Would you please write out each of the entries below exactly, omitting pictures?
*** Begin section ***
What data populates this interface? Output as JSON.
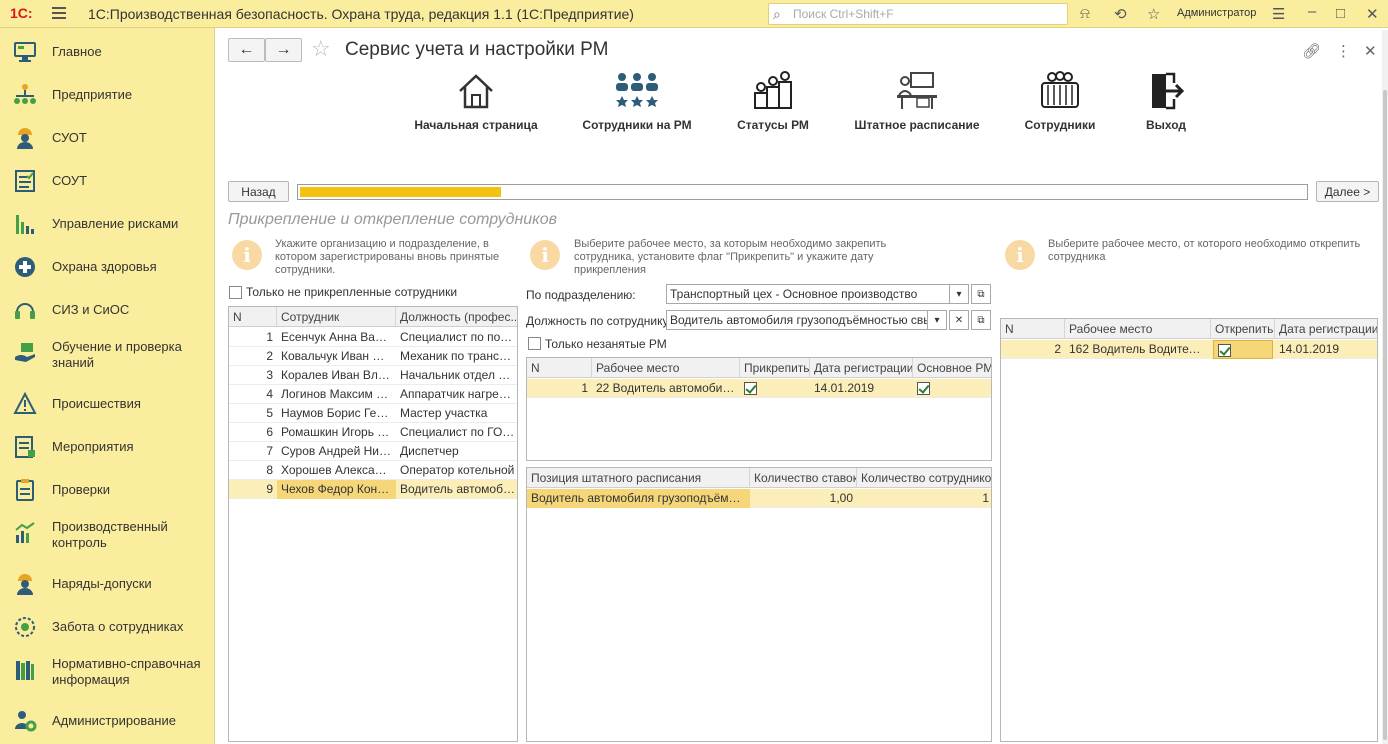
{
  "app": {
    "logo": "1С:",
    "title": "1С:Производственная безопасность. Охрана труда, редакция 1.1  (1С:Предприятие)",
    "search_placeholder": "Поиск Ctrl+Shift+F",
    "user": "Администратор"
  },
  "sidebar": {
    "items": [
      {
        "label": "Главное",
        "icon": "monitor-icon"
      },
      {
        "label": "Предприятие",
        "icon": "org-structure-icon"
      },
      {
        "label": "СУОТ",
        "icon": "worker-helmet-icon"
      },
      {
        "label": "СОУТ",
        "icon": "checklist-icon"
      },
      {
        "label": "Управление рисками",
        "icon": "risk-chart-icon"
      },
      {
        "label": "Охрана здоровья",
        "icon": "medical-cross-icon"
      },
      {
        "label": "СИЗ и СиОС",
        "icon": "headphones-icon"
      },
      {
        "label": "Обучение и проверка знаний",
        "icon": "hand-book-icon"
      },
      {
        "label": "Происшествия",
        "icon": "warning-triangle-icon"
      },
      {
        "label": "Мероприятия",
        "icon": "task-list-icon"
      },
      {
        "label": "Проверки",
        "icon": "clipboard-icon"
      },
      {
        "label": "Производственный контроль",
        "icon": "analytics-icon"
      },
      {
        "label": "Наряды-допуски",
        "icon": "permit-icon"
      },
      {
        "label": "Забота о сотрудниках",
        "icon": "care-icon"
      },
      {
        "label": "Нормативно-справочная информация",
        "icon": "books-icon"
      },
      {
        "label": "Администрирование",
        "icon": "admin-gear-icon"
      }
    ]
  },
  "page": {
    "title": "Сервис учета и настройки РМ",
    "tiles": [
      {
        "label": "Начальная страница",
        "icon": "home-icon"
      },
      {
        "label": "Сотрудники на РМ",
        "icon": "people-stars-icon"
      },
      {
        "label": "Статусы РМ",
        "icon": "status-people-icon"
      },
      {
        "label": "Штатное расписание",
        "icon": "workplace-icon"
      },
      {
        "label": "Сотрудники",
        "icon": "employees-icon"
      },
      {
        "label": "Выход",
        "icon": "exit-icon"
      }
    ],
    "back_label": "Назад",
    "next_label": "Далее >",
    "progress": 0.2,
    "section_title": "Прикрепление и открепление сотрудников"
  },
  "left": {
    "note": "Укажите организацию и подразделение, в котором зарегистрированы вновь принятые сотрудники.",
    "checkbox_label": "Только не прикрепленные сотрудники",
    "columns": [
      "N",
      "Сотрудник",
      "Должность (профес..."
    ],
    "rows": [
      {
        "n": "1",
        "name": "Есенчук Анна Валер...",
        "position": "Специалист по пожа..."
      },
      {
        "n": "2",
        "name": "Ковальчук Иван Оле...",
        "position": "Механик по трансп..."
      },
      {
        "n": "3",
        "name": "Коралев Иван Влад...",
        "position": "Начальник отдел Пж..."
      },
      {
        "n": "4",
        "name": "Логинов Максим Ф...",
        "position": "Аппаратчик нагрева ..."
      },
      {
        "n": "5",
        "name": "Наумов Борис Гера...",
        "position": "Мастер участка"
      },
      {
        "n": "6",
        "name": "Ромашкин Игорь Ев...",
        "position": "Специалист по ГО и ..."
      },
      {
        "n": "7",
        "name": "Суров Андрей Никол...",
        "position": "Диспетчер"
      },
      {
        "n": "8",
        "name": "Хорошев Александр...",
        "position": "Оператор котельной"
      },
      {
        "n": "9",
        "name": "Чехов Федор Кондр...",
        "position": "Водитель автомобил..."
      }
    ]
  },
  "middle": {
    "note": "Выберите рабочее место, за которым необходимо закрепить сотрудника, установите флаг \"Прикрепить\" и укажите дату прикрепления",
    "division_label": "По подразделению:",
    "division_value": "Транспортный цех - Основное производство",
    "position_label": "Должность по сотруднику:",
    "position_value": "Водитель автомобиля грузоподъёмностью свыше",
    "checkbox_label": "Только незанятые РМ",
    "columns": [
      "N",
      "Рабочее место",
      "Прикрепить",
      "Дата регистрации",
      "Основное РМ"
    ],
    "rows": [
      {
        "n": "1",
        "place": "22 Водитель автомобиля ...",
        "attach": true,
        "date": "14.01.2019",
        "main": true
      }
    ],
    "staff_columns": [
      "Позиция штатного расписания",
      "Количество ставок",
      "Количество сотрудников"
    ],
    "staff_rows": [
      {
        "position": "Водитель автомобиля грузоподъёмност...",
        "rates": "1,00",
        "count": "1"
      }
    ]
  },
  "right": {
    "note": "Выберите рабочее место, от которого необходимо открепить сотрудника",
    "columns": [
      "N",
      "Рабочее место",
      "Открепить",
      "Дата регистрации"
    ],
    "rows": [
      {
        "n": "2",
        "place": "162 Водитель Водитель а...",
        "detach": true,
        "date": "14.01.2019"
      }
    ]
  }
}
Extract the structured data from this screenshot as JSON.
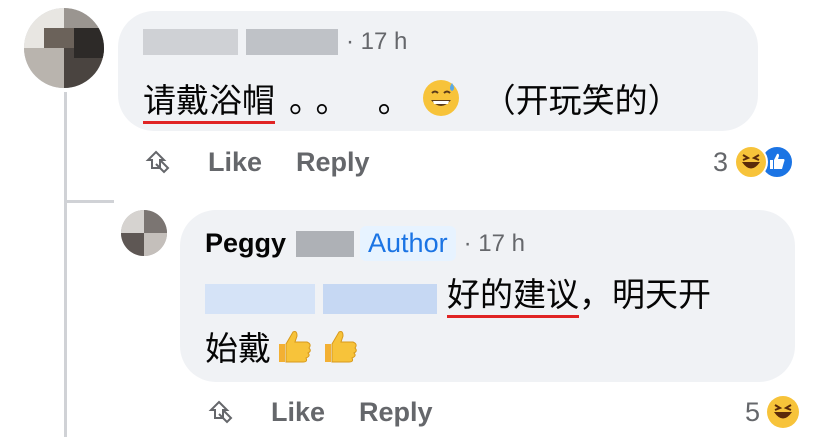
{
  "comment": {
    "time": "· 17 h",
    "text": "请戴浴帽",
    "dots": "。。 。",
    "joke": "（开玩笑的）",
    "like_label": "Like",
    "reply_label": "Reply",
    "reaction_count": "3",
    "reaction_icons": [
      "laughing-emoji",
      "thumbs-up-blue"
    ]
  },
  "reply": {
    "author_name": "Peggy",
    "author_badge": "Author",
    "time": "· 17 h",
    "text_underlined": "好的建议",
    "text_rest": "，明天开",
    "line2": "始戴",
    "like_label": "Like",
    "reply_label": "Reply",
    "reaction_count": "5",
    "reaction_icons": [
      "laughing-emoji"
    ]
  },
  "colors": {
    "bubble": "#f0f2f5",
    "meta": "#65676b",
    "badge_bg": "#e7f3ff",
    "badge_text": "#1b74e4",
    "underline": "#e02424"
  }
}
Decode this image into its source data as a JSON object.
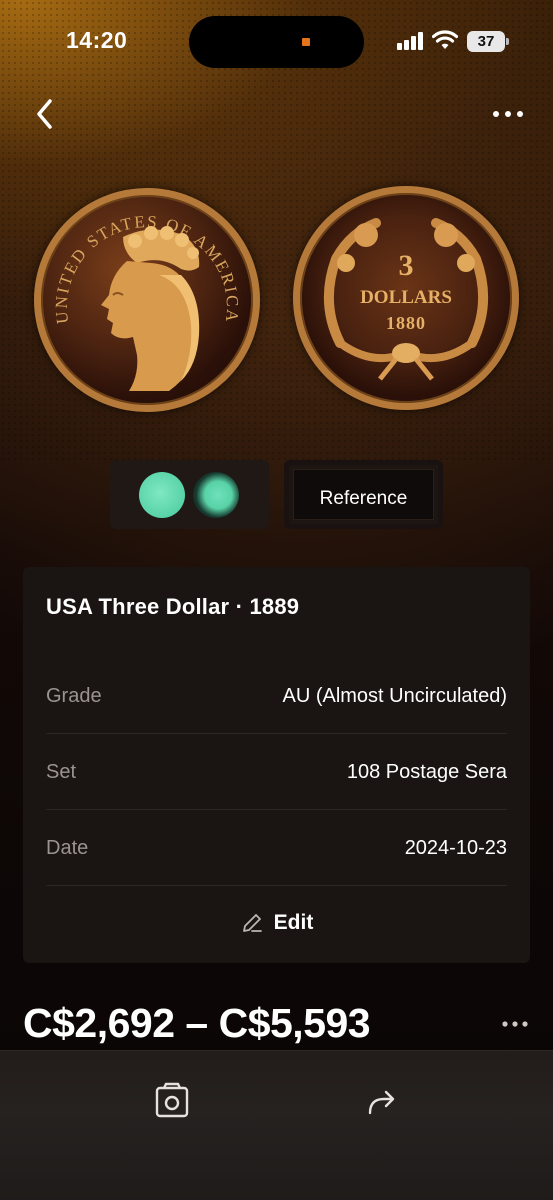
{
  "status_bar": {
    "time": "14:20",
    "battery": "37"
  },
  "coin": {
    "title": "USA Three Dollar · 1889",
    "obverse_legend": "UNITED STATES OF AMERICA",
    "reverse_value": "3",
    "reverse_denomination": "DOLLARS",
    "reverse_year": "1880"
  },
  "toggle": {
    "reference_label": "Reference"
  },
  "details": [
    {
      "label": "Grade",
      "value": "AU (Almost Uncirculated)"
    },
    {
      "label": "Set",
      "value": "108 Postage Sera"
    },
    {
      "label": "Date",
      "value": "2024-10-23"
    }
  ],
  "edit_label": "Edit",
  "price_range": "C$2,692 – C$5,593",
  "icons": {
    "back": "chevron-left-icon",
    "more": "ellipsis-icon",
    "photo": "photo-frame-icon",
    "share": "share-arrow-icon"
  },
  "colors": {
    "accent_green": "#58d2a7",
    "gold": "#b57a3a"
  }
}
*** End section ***
OUTPUT:
What data populates this interface? Output as JSON.
{
  "app": {
    "logo": "1С:",
    "title": "1С:Производственная безопасность. Охрана труда, редакция 1.1  (1С:Предприятие)",
    "search_placeholder": "Поиск Ctrl+Shift+F",
    "user": "Администратор"
  },
  "sidebar": {
    "items": [
      {
        "label": "Главное",
        "icon": "monitor-icon"
      },
      {
        "label": "Предприятие",
        "icon": "org-structure-icon"
      },
      {
        "label": "СУОТ",
        "icon": "worker-helmet-icon"
      },
      {
        "label": "СОУТ",
        "icon": "checklist-icon"
      },
      {
        "label": "Управление рисками",
        "icon": "risk-chart-icon"
      },
      {
        "label": "Охрана здоровья",
        "icon": "medical-cross-icon"
      },
      {
        "label": "СИЗ и СиОС",
        "icon": "headphones-icon"
      },
      {
        "label": "Обучение и проверка знаний",
        "icon": "hand-book-icon"
      },
      {
        "label": "Происшествия",
        "icon": "warning-triangle-icon"
      },
      {
        "label": "Мероприятия",
        "icon": "task-list-icon"
      },
      {
        "label": "Проверки",
        "icon": "clipboard-icon"
      },
      {
        "label": "Производственный контроль",
        "icon": "analytics-icon"
      },
      {
        "label": "Наряды-допуски",
        "icon": "permit-icon"
      },
      {
        "label": "Забота о сотрудниках",
        "icon": "care-icon"
      },
      {
        "label": "Нормативно-справочная информация",
        "icon": "books-icon"
      },
      {
        "label": "Администрирование",
        "icon": "admin-gear-icon"
      }
    ]
  },
  "page": {
    "title": "Сервис учета и настройки РМ",
    "tiles": [
      {
        "label": "Начальная страница",
        "icon": "home-icon"
      },
      {
        "label": "Сотрудники на РМ",
        "icon": "people-stars-icon"
      },
      {
        "label": "Статусы РМ",
        "icon": "status-people-icon"
      },
      {
        "label": "Штатное расписание",
        "icon": "workplace-icon"
      },
      {
        "label": "Сотрудники",
        "icon": "employees-icon"
      },
      {
        "label": "Выход",
        "icon": "exit-icon"
      }
    ],
    "back_label": "Назад",
    "next_label": "Далее >",
    "progress": 0.2,
    "section_title": "Прикрепление и открепление сотрудников"
  },
  "left": {
    "note": "Укажите организацию и подразделение, в котором зарегистрированы вновь принятые сотрудники.",
    "checkbox_label": "Только не прикрепленные сотрудники",
    "columns": [
      "N",
      "Сотрудник",
      "Должность (профес..."
    ],
    "rows": [
      {
        "n": "1",
        "name": "Есенчук Анна Валер...",
        "position": "Специалист по пожа..."
      },
      {
        "n": "2",
        "name": "Ковальчук Иван Оле...",
        "position": "Механик по трансп..."
      },
      {
        "n": "3",
        "name": "Коралев Иван Влад...",
        "position": "Начальник отдел Пж..."
      },
      {
        "n": "4",
        "name": "Логинов Максим Ф...",
        "position": "Аппаратчик нагрева ..."
      },
      {
        "n": "5",
        "name": "Наумов Борис Гера...",
        "position": "Мастер участка"
      },
      {
        "n": "6",
        "name": "Ромашкин Игорь Ев...",
        "position": "Специалист по ГО и ..."
      },
      {
        "n": "7",
        "name": "Суров Андрей Никол...",
        "position": "Диспетчер"
      },
      {
        "n": "8",
        "name": "Хорошев Александр...",
        "position": "Оператор котельной"
      },
      {
        "n": "9",
        "name": "Чехов Федор Кондр...",
        "position": "Водитель автомобил..."
      }
    ]
  },
  "middle": {
    "note": "Выберите рабочее место, за которым необходимо закрепить сотрудника, установите флаг \"Прикрепить\" и укажите дату прикрепления",
    "division_label": "По подразделению:",
    "division_value": "Транспортный цех - Основное производство",
    "position_label": "Должность по сотруднику:",
    "position_value": "Водитель автомобиля грузоподъёмностью свыше",
    "checkbox_label": "Только незанятые РМ",
    "columns": [
      "N",
      "Рабочее место",
      "Прикрепить",
      "Дата регистрации",
      "Основное РМ"
    ],
    "rows": [
      {
        "n": "1",
        "place": "22 Водитель автомобиля ...",
        "attach": true,
        "date": "14.01.2019",
        "main": true
      }
    ],
    "staff_columns": [
      "Позиция штатного расписания",
      "Количество ставок",
      "Количество сотрудников"
    ],
    "staff_rows": [
      {
        "position": "Водитель автомобиля грузоподъёмност...",
        "rates": "1,00",
        "count": "1"
      }
    ]
  },
  "right": {
    "note": "Выберите рабочее место, от которого необходимо открепить сотрудника",
    "columns": [
      "N",
      "Рабочее место",
      "Открепить",
      "Дата регистрации"
    ],
    "rows": [
      {
        "n": "2",
        "place": "162 Водитель Водитель а...",
        "detach": true,
        "date": "14.01.2019"
      }
    ]
  }
}
Extract the structured data from this screenshot as JSON.
{
  "comment": {
    "time": "· 17 h",
    "text": "请戴浴帽",
    "dots": "。。 。",
    "joke": "（开玩笑的）",
    "like_label": "Like",
    "reply_label": "Reply",
    "reaction_count": "3",
    "reaction_icons": [
      "laughing-emoji",
      "thumbs-up-blue"
    ]
  },
  "reply": {
    "author_name": "Peggy",
    "author_badge": "Author",
    "time": "· 17 h",
    "text_underlined": "好的建议",
    "text_rest": "，明天开",
    "line2": "始戴",
    "like_label": "Like",
    "reply_label": "Reply",
    "reaction_count": "5",
    "reaction_icons": [
      "laughing-emoji"
    ]
  },
  "colors": {
    "bubble": "#f0f2f5",
    "meta": "#65676b",
    "badge_bg": "#e7f3ff",
    "badge_text": "#1b74e4",
    "underline": "#e02424"
  }
}
Decode this image into its source data as a JSON object.
{
  "status_bar": {
    "time": "14:20",
    "battery": "37"
  },
  "coin": {
    "title": "USA Three Dollar · 1889",
    "obverse_legend": "UNITED STATES OF AMERICA",
    "reverse_value": "3",
    "reverse_denomination": "DOLLARS",
    "reverse_year": "1880"
  },
  "toggle": {
    "reference_label": "Reference"
  },
  "details": [
    {
      "label": "Grade",
      "value": "AU (Almost Uncirculated)"
    },
    {
      "label": "Set",
      "value": "108 Postage Sera"
    },
    {
      "label": "Date",
      "value": "2024-10-23"
    }
  ],
  "edit_label": "Edit",
  "price_range": "C$2,692 – C$5,593",
  "icons": {
    "back": "chevron-left-icon",
    "more": "ellipsis-icon",
    "photo": "photo-frame-icon",
    "share": "share-arrow-icon"
  },
  "colors": {
    "accent_green": "#58d2a7",
    "gold": "#b57a3a"
  }
}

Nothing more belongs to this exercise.